Provided entries START

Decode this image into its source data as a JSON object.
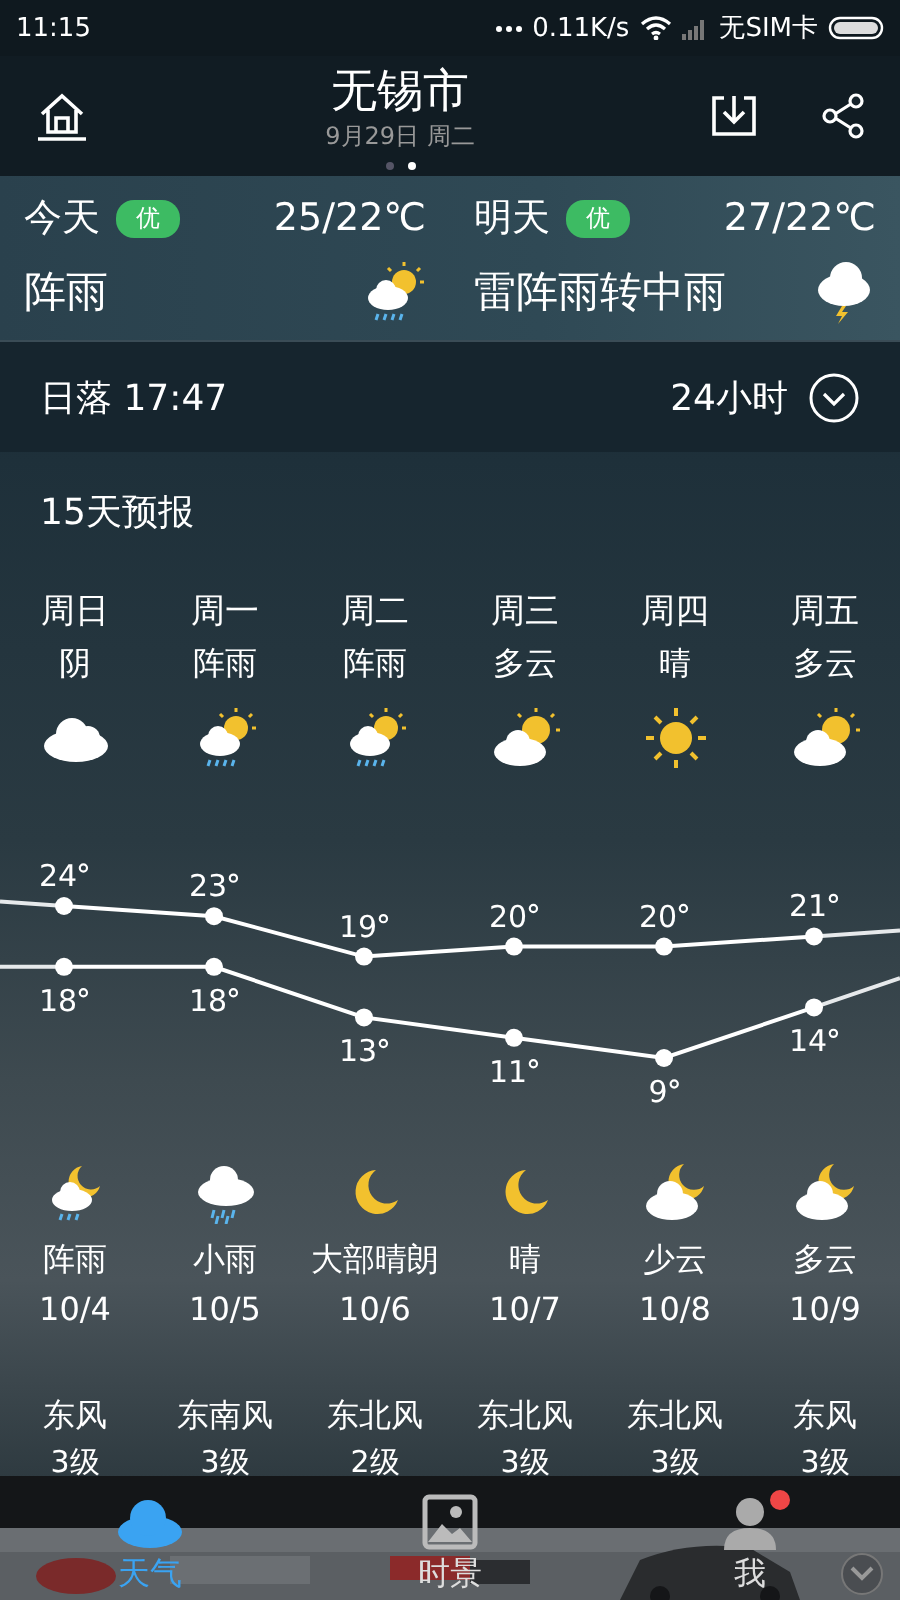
{
  "status_bar": {
    "time": "11:15",
    "network_speed": "0.11K/s",
    "carrier": "无SIM卡"
  },
  "header": {
    "city": "无锡市",
    "date": "9月29日 周二",
    "pages": [
      {
        "selected": false
      },
      {
        "selected": true
      }
    ]
  },
  "summary": [
    {
      "day": "今天",
      "aqi": "优",
      "temps": "25/22℃",
      "condition": "阵雨",
      "kind": "shower"
    },
    {
      "day": "明天",
      "aqi": "优",
      "temps": "27/22℃",
      "condition": "雷阵雨转中雨",
      "kind": "thunder"
    }
  ],
  "sunset": "日落 17:47",
  "hourly_toggle": "24小时",
  "forecast_title": "15天预报",
  "days": [
    {
      "weekday": "周日",
      "day_condition": "阴",
      "kind": "cloud",
      "night": {
        "kind": "moon-shower",
        "condition": "阵雨"
      },
      "date": "10/4",
      "wind": "东风",
      "wind_level": "3级"
    },
    {
      "weekday": "周一",
      "day_condition": "阵雨",
      "kind": "shower",
      "night": {
        "kind": "rain",
        "condition": "小雨"
      },
      "date": "10/5",
      "wind": "东南风",
      "wind_level": "3级"
    },
    {
      "weekday": "周二",
      "day_condition": "阵雨",
      "kind": "shower",
      "night": {
        "kind": "moon",
        "condition": "大部晴朗"
      },
      "date": "10/6",
      "wind": "东北风",
      "wind_level": "2级"
    },
    {
      "weekday": "周三",
      "day_condition": "多云",
      "kind": "partly",
      "night": {
        "kind": "moon",
        "condition": "晴"
      },
      "date": "10/7",
      "wind": "东北风",
      "wind_level": "3级"
    },
    {
      "weekday": "周四",
      "day_condition": "晴",
      "kind": "sun",
      "night": {
        "kind": "moon-cloud",
        "condition": "少云"
      },
      "date": "10/8",
      "wind": "东北风",
      "wind_level": "3级"
    },
    {
      "weekday": "周五",
      "day_condition": "多云",
      "kind": "partly",
      "night": {
        "kind": "moon-cloud",
        "condition": "多云"
      },
      "date": "10/9",
      "wind": "东风",
      "wind_level": "3级"
    }
  ],
  "chart_data": {
    "type": "line",
    "series": [
      {
        "color": "#ffffff",
        "values": [
          24,
          23,
          19,
          20,
          20,
          21
        ]
      },
      {
        "color": "#ffffff",
        "values": [
          18,
          18,
          13,
          11,
          9,
          14
        ]
      }
    ],
    "categories": [
      null,
      null,
      null,
      null,
      null,
      null
    ],
    "data_labels": true
  },
  "tabs": [
    {
      "label": "天气",
      "selected": true,
      "kind": "cloud",
      "badge": false
    },
    {
      "label": "时景",
      "selected": false,
      "badge": false
    },
    {
      "label": "我",
      "selected": false,
      "kind": "person",
      "badge": true
    }
  ]
}
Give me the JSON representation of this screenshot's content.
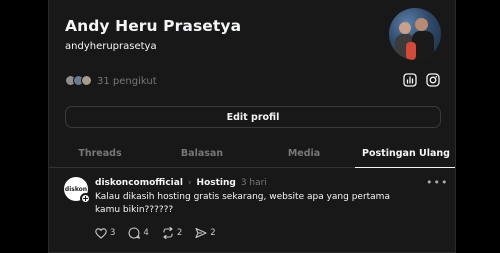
{
  "profile": {
    "name": "Andy Heru Prasetya",
    "handle": "andyheruprasetya",
    "followers_text": "31 pengikut"
  },
  "actions": {
    "edit_profile": "Edit profil"
  },
  "tabs": [
    {
      "label": "Threads",
      "active": false
    },
    {
      "label": "Balasan",
      "active": false
    },
    {
      "label": "Media",
      "active": false
    },
    {
      "label": "Postingan Ulang",
      "active": true
    }
  ],
  "post": {
    "avatar_text": "diskon",
    "username": "diskoncomofficial",
    "topic": "Hosting",
    "time": "3 hari",
    "text": "Kalau dikasih hosting gratis sekarang, website apa yang pertama kamu bikin??????",
    "likes": "3",
    "comments": "4",
    "reposts": "2",
    "shares": "2"
  },
  "icons": {
    "insights": "bar-chart-icon",
    "instagram": "instagram-icon",
    "more": "more-horizontal-icon",
    "like": "heart-icon",
    "comment": "comment-icon",
    "repost": "repost-icon",
    "share": "send-icon"
  },
  "colors": {
    "background": "#000000",
    "card": "#181818",
    "text_primary": "#f3f5f7",
    "text_secondary": "#777777",
    "border": "#333333"
  }
}
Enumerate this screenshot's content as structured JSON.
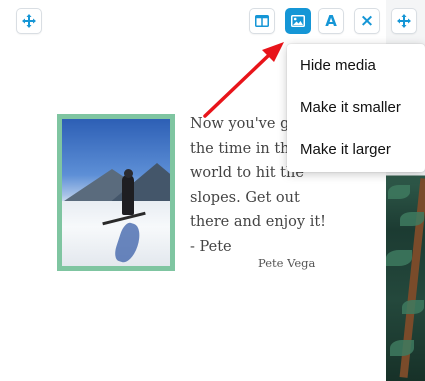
{
  "toolbar": {
    "move_left_icon": "move-arrows-icon",
    "layout_icon": "layout-columns-icon",
    "media_icon": "image-icon",
    "text_label": "A",
    "close_label": "×",
    "move_right_icon": "move-arrows-icon"
  },
  "quote": {
    "text": "Now you've got\nthe time in the\nworld to hit the\nslopes.  Get out\nthere and enjoy it!\n- Pete",
    "author": "Pete Vega"
  },
  "media_menu": {
    "items": [
      {
        "label": "Hide media"
      },
      {
        "label": "Make it smaller"
      },
      {
        "label": "Make it larger"
      }
    ]
  },
  "colors": {
    "accent": "#1596d6",
    "photo_frame": "#7fc5a1",
    "arrow": "#e8141a"
  }
}
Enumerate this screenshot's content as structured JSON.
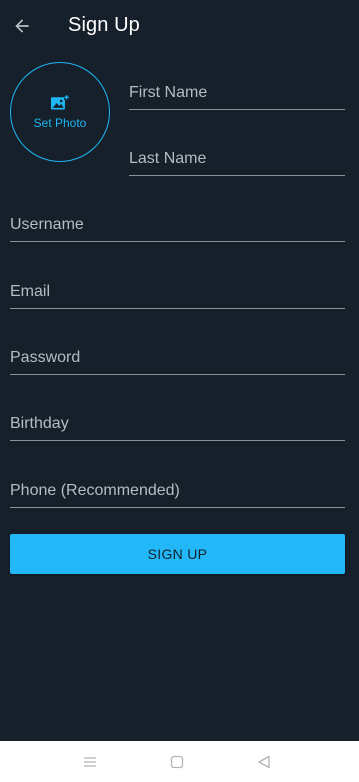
{
  "header": {
    "title": "Sign Up",
    "back_icon": "arrow-left-icon"
  },
  "photo": {
    "label": "Set Photo",
    "icon": "add-photo-icon"
  },
  "form": {
    "first_name": {
      "placeholder": "First Name",
      "value": ""
    },
    "last_name": {
      "placeholder": "Last Name",
      "value": ""
    },
    "username": {
      "placeholder": "Username",
      "value": ""
    },
    "email": {
      "placeholder": "Email",
      "value": ""
    },
    "password": {
      "placeholder": "Password",
      "value": ""
    },
    "birthday": {
      "placeholder": "Birthday",
      "value": ""
    },
    "phone": {
      "placeholder": "Phone (Recommended)",
      "value": ""
    }
  },
  "submit": {
    "label": "SIGN UP"
  },
  "navbar": {
    "items": [
      "menu-icon",
      "home-square-icon",
      "back-triangle-icon"
    ]
  },
  "colors": {
    "background": "#15202b",
    "accent": "#22b8f8",
    "underline": "#8a939c",
    "placeholder": "#b4bcc4",
    "navbar": "#ffffff"
  }
}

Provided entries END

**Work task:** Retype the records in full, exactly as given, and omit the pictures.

**Your solution:**
Decode this image into its source data as a JSON object.
{
  "status_bar": {
    "time": "11:15",
    "network_speed": "0.11K/s",
    "carrier": "无SIM卡"
  },
  "header": {
    "city": "无锡市",
    "date": "9月29日 周二",
    "pages": [
      {
        "selected": false
      },
      {
        "selected": true
      }
    ]
  },
  "summary": [
    {
      "day": "今天",
      "aqi": "优",
      "temps": "25/22℃",
      "condition": "阵雨",
      "kind": "shower"
    },
    {
      "day": "明天",
      "aqi": "优",
      "temps": "27/22℃",
      "condition": "雷阵雨转中雨",
      "kind": "thunder"
    }
  ],
  "sunset": "日落 17:47",
  "hourly_toggle": "24小时",
  "forecast_title": "15天预报",
  "days": [
    {
      "weekday": "周日",
      "day_condition": "阴",
      "kind": "cloud",
      "night": {
        "kind": "moon-shower",
        "condition": "阵雨"
      },
      "date": "10/4",
      "wind": "东风",
      "wind_level": "3级"
    },
    {
      "weekday": "周一",
      "day_condition": "阵雨",
      "kind": "shower",
      "night": {
        "kind": "rain",
        "condition": "小雨"
      },
      "date": "10/5",
      "wind": "东南风",
      "wind_level": "3级"
    },
    {
      "weekday": "周二",
      "day_condition": "阵雨",
      "kind": "shower",
      "night": {
        "kind": "moon",
        "condition": "大部晴朗"
      },
      "date": "10/6",
      "wind": "东北风",
      "wind_level": "2级"
    },
    {
      "weekday": "周三",
      "day_condition": "多云",
      "kind": "partly",
      "night": {
        "kind": "moon",
        "condition": "晴"
      },
      "date": "10/7",
      "wind": "东北风",
      "wind_level": "3级"
    },
    {
      "weekday": "周四",
      "day_condition": "晴",
      "kind": "sun",
      "night": {
        "kind": "moon-cloud",
        "condition": "少云"
      },
      "date": "10/8",
      "wind": "东北风",
      "wind_level": "3级"
    },
    {
      "weekday": "周五",
      "day_condition": "多云",
      "kind": "partly",
      "night": {
        "kind": "moon-cloud",
        "condition": "多云"
      },
      "date": "10/9",
      "wind": "东风",
      "wind_level": "3级"
    }
  ],
  "chart_data": {
    "type": "line",
    "series": [
      {
        "color": "#ffffff",
        "values": [
          24,
          23,
          19,
          20,
          20,
          21
        ]
      },
      {
        "color": "#ffffff",
        "values": [
          18,
          18,
          13,
          11,
          9,
          14
        ]
      }
    ],
    "categories": [
      null,
      null,
      null,
      null,
      null,
      null
    ],
    "data_labels": true
  },
  "tabs": [
    {
      "label": "天气",
      "selected": true,
      "kind": "cloud",
      "badge": false
    },
    {
      "label": "时景",
      "selected": false,
      "badge": false
    },
    {
      "label": "我",
      "selected": false,
      "kind": "person",
      "badge": true
    }
  ]
}
Give me the JSON representation of this screenshot's content.
{
  "profile": {
    "name": "Andy Heru Prasetya",
    "handle": "andyheruprasetya",
    "followers_text": "31 pengikut"
  },
  "actions": {
    "edit_profile": "Edit profil"
  },
  "tabs": [
    {
      "label": "Threads",
      "active": false
    },
    {
      "label": "Balasan",
      "active": false
    },
    {
      "label": "Media",
      "active": false
    },
    {
      "label": "Postingan Ulang",
      "active": true
    }
  ],
  "post": {
    "avatar_text": "diskon",
    "username": "diskoncomofficial",
    "topic": "Hosting",
    "time": "3 hari",
    "text": "Kalau dikasih hosting gratis sekarang, website apa yang pertama kamu bikin??????",
    "likes": "3",
    "comments": "4",
    "reposts": "2",
    "shares": "2"
  },
  "icons": {
    "insights": "bar-chart-icon",
    "instagram": "instagram-icon",
    "more": "more-horizontal-icon",
    "like": "heart-icon",
    "comment": "comment-icon",
    "repost": "repost-icon",
    "share": "send-icon"
  },
  "colors": {
    "background": "#000000",
    "card": "#181818",
    "text_primary": "#f3f5f7",
    "text_secondary": "#777777",
    "border": "#333333"
  }
}
Enumerate this screenshot's content as structured JSON.
{
  "toolbar": {
    "move_left_icon": "move-arrows-icon",
    "layout_icon": "layout-columns-icon",
    "media_icon": "image-icon",
    "text_label": "A",
    "close_label": "×",
    "move_right_icon": "move-arrows-icon"
  },
  "quote": {
    "text": "Now you've got\nthe time in the\nworld to hit the\nslopes.  Get out\nthere and enjoy it!\n- Pete",
    "author": "Pete Vega"
  },
  "media_menu": {
    "items": [
      {
        "label": "Hide media"
      },
      {
        "label": "Make it smaller"
      },
      {
        "label": "Make it larger"
      }
    ]
  },
  "colors": {
    "accent": "#1596d6",
    "photo_frame": "#7fc5a1",
    "arrow": "#e8141a"
  }
}
Enumerate this screenshot's content as structured JSON.
{
  "header": {
    "title": "Sign Up",
    "back_icon": "arrow-left-icon"
  },
  "photo": {
    "label": "Set Photo",
    "icon": "add-photo-icon"
  },
  "form": {
    "first_name": {
      "placeholder": "First Name",
      "value": ""
    },
    "last_name": {
      "placeholder": "Last Name",
      "value": ""
    },
    "username": {
      "placeholder": "Username",
      "value": ""
    },
    "email": {
      "placeholder": "Email",
      "value": ""
    },
    "password": {
      "placeholder": "Password",
      "value": ""
    },
    "birthday": {
      "placeholder": "Birthday",
      "value": ""
    },
    "phone": {
      "placeholder": "Phone (Recommended)",
      "value": ""
    }
  },
  "submit": {
    "label": "SIGN UP"
  },
  "navbar": {
    "items": [
      "menu-icon",
      "home-square-icon",
      "back-triangle-icon"
    ]
  },
  "colors": {
    "background": "#15202b",
    "accent": "#22b8f8",
    "underline": "#8a939c",
    "placeholder": "#b4bcc4",
    "navbar": "#ffffff"
  }
}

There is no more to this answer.